Subdivisions continue to multiply. Developers routinely contact us for proposals for communities that are ‘outside the water treatment grid’ and are sourcing water and wastewater treatment systems. Water can be expensive to bring to these communities and they are keen to reuse water wherever possible.




With a membrane bioreactor communities are able to both treat sewage and recover bacteria and pathogen free water for their fire stations, as well as irrigation. This can mean big environmental and promotional benefits for developers, not to mention cost savings!

At BI Pure Water we would like to see communities using MBR because it can be a completely closed loop system. Dewatered sludge can be spread on fields, recovering nitrogen and phosphorus, or mixed into compost. The MBR requires a little more skilled maintenance than a MBBR or SBR system because it requires – two or three times a year typically – a chemical clean of membranes. Also the membranes need to be monitored for breaks or fouling, though these symptoms would be monitored through the computer control system.

A budgetary price proposed for this typical subdivision is under $200,000 for the first 100 dwellings. MBR is modular so in Phase II and III of the development another MBR would be added later to defer capital costs.
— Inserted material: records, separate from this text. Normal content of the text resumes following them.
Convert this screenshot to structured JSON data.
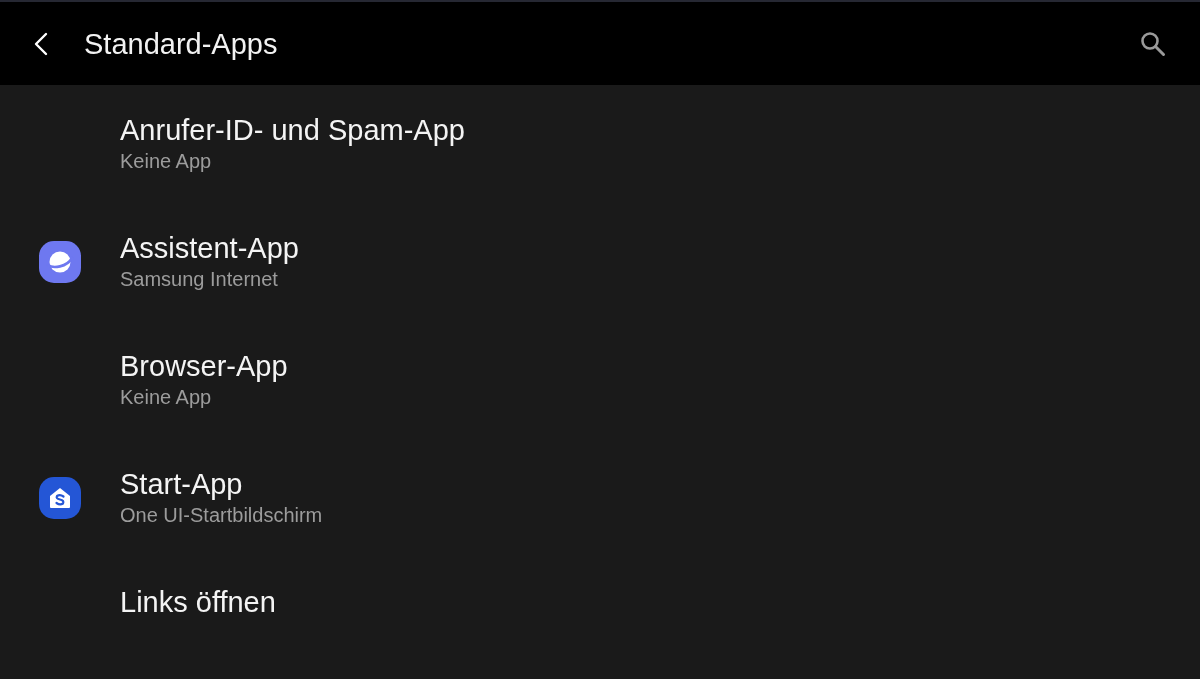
{
  "header": {
    "title": "Standard-Apps"
  },
  "items": [
    {
      "kind": "plain",
      "title": "Anrufer-ID- und Spam-App",
      "subtitle": "Keine App"
    },
    {
      "kind": "browser-app",
      "title": "Assistent-App",
      "subtitle": "Samsung Internet"
    },
    {
      "kind": "plain",
      "title": "Browser-App",
      "subtitle": "Keine App"
    },
    {
      "kind": "launcher-app",
      "title": "Start-App",
      "subtitle": "One UI-Startbildschirm"
    },
    {
      "kind": "plain",
      "title": "Links öffnen"
    }
  ]
}
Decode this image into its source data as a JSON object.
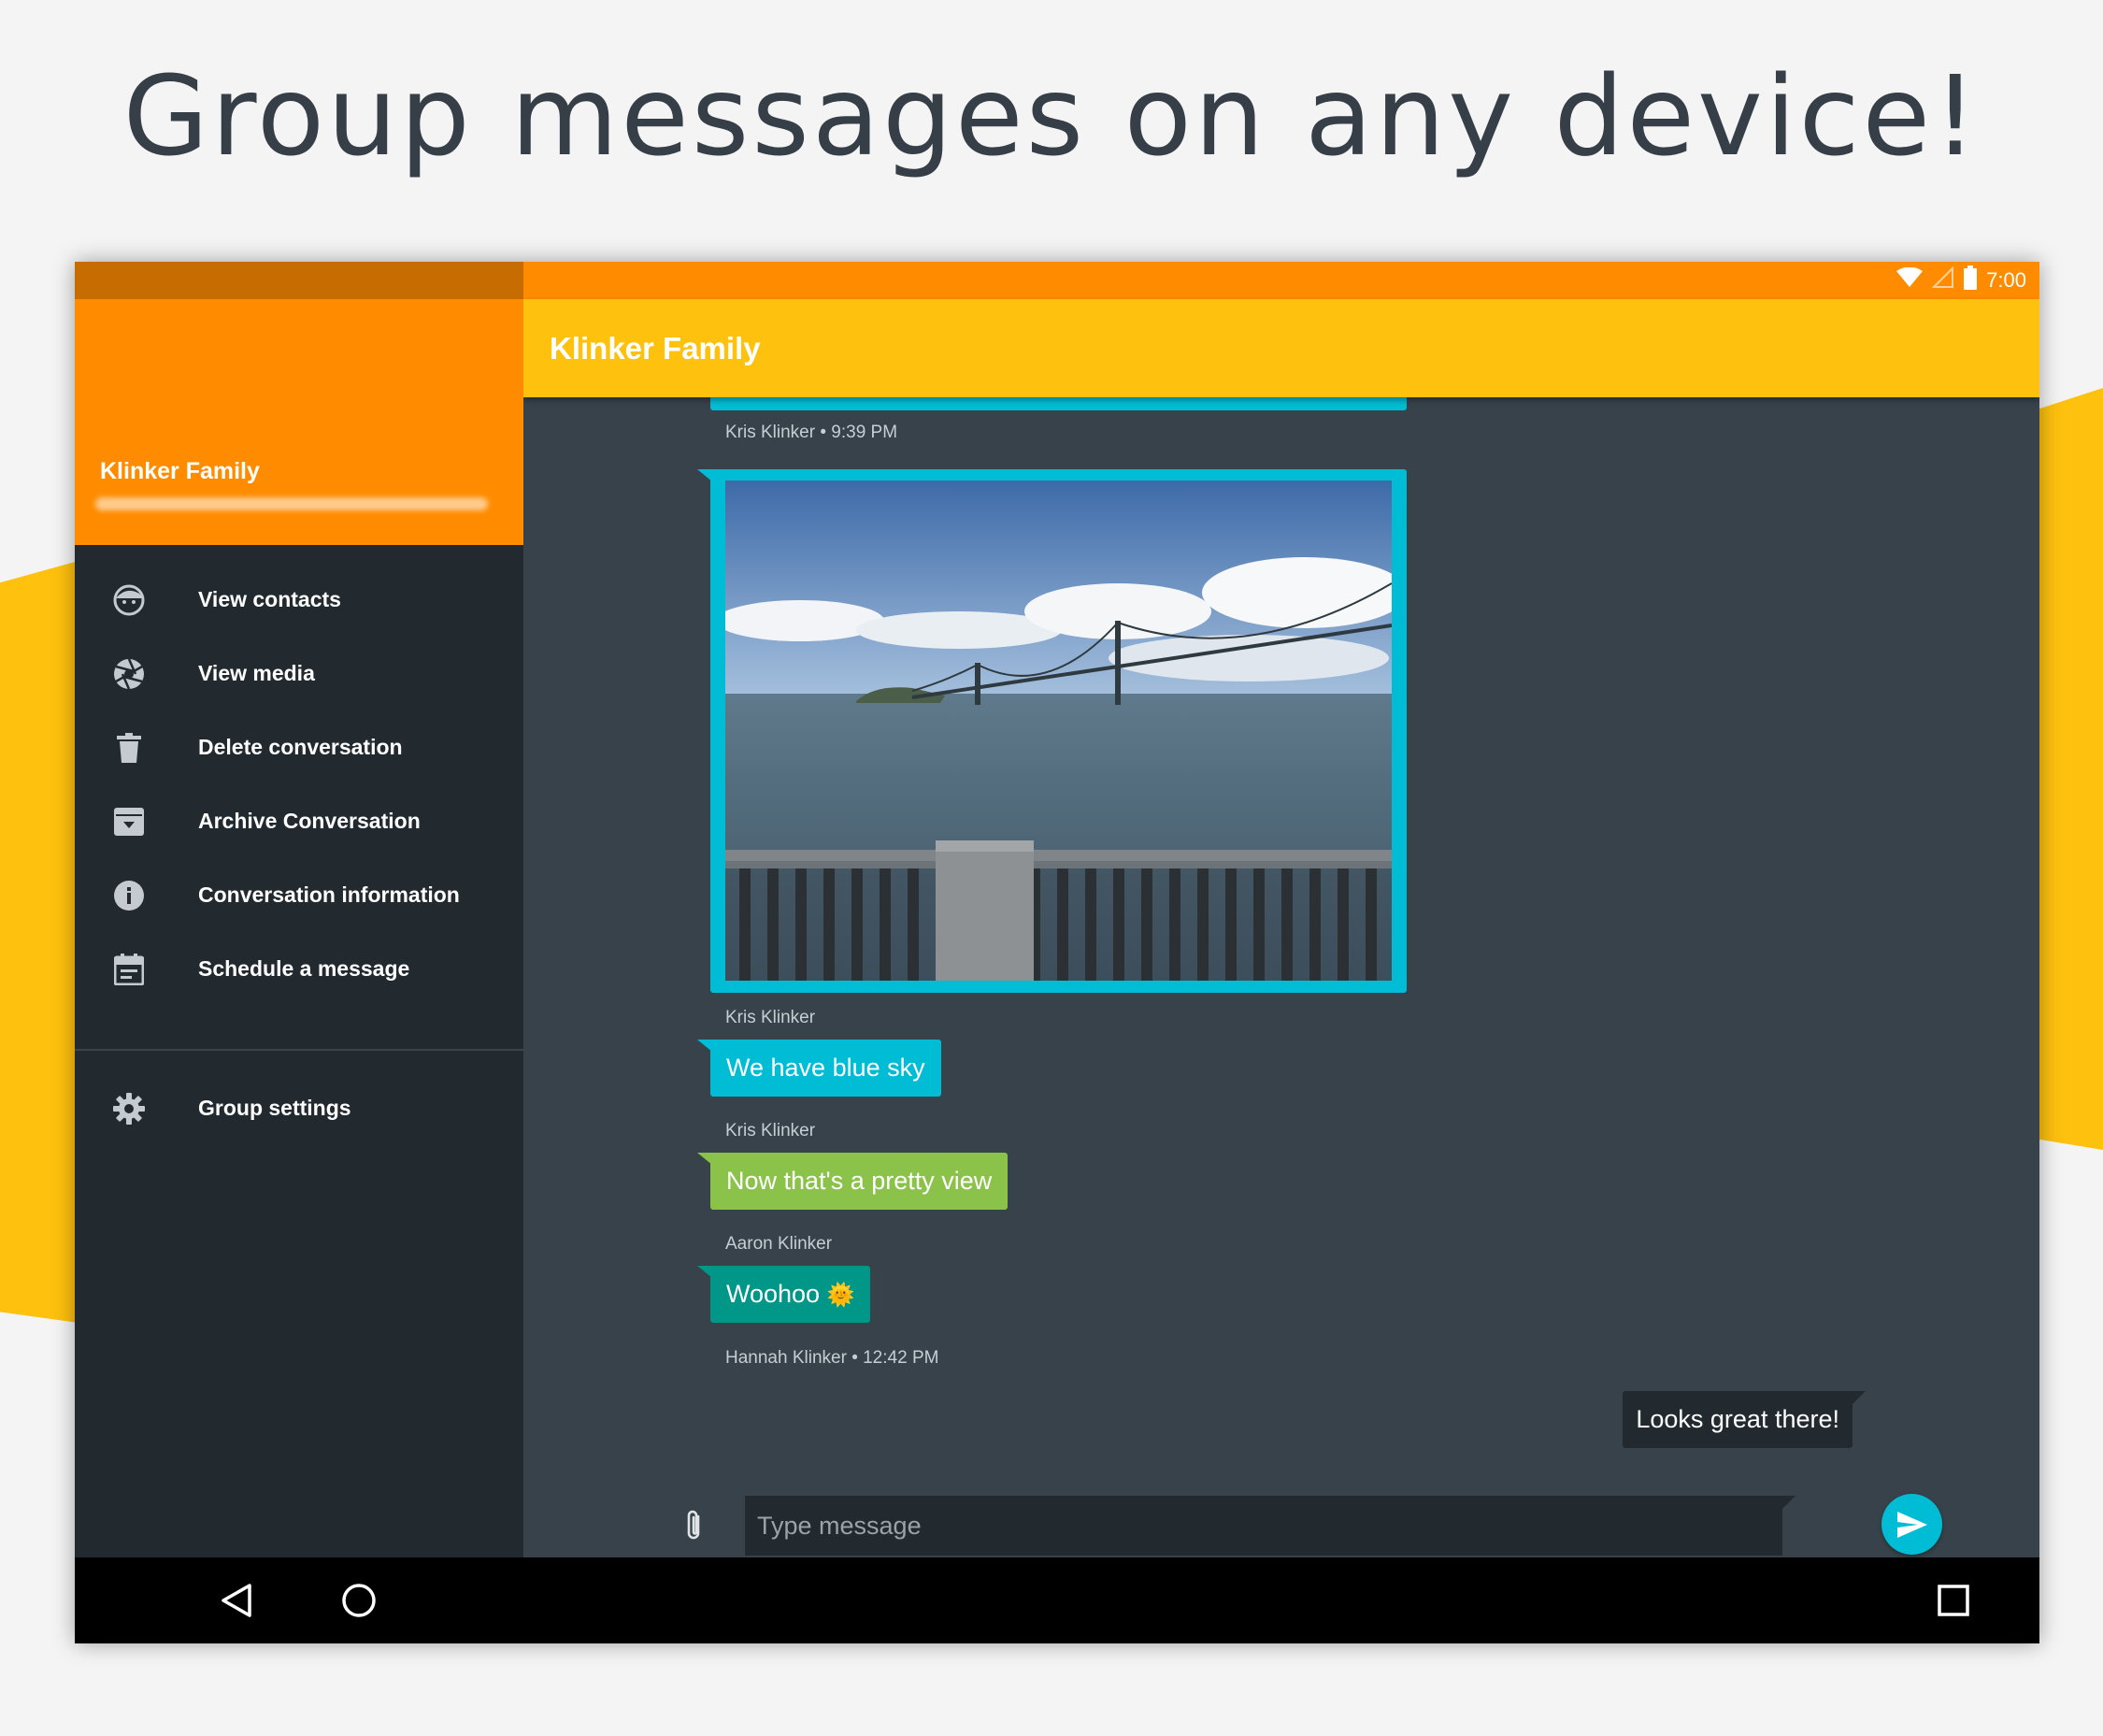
{
  "headline": "Group messages on any device!",
  "colors": {
    "primary": "#fec10e",
    "primary_dark": "#ff8c00",
    "accent": "#00bcd4",
    "bubble_green": "#8bc34a",
    "bubble_teal": "#009688",
    "background": "#37424a",
    "drawer_background": "#222a30"
  },
  "status_bar": {
    "time": "7:00",
    "icons": [
      "wifi-icon",
      "signal-icon",
      "battery-icon"
    ]
  },
  "toolbar": {
    "title": "Klinker Family"
  },
  "drawer": {
    "title": "Klinker Family",
    "items": [
      {
        "label": "View contacts",
        "icon": "face-icon"
      },
      {
        "label": "View media",
        "icon": "camera-aperture-icon"
      },
      {
        "label": "Delete conversation",
        "icon": "trash-icon"
      },
      {
        "label": "Archive Conversation",
        "icon": "archive-icon"
      },
      {
        "label": "Conversation information",
        "icon": "info-icon"
      },
      {
        "label": "Schedule a message",
        "icon": "calendar-icon"
      }
    ],
    "settings": {
      "label": "Group settings",
      "icon": "gear-icon"
    }
  },
  "messages": [
    {
      "type": "text-partial",
      "meta": "Kris Klinker • 9:39 PM"
    },
    {
      "type": "image",
      "meta": "Kris Klinker"
    },
    {
      "type": "text",
      "text": "We have blue sky",
      "meta": "Kris Klinker",
      "color": "#00bcd4"
    },
    {
      "type": "text",
      "text": "Now that's a pretty view",
      "meta": "Aaron Klinker",
      "color": "#8bc34a"
    },
    {
      "type": "text",
      "text": "Woohoo",
      "emoji": "🌞",
      "meta": "Hannah Klinker • 12:42 PM",
      "color": "#009688"
    },
    {
      "type": "outgoing",
      "text": "Looks great there!"
    }
  ],
  "composer": {
    "placeholder": "Type message"
  },
  "nav": {
    "buttons": [
      "back-icon",
      "home-icon",
      "recents-icon"
    ]
  }
}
MBRs are built and tested complete inside a container or steel framed building. This can save on construction costs and are hassle-free by being built and tested in the factory and shipped complete and ready for implementation in the community. The plants are by nature steel frame structures that are resistant to extreme weather events, as well as mold, wildlife and rodents.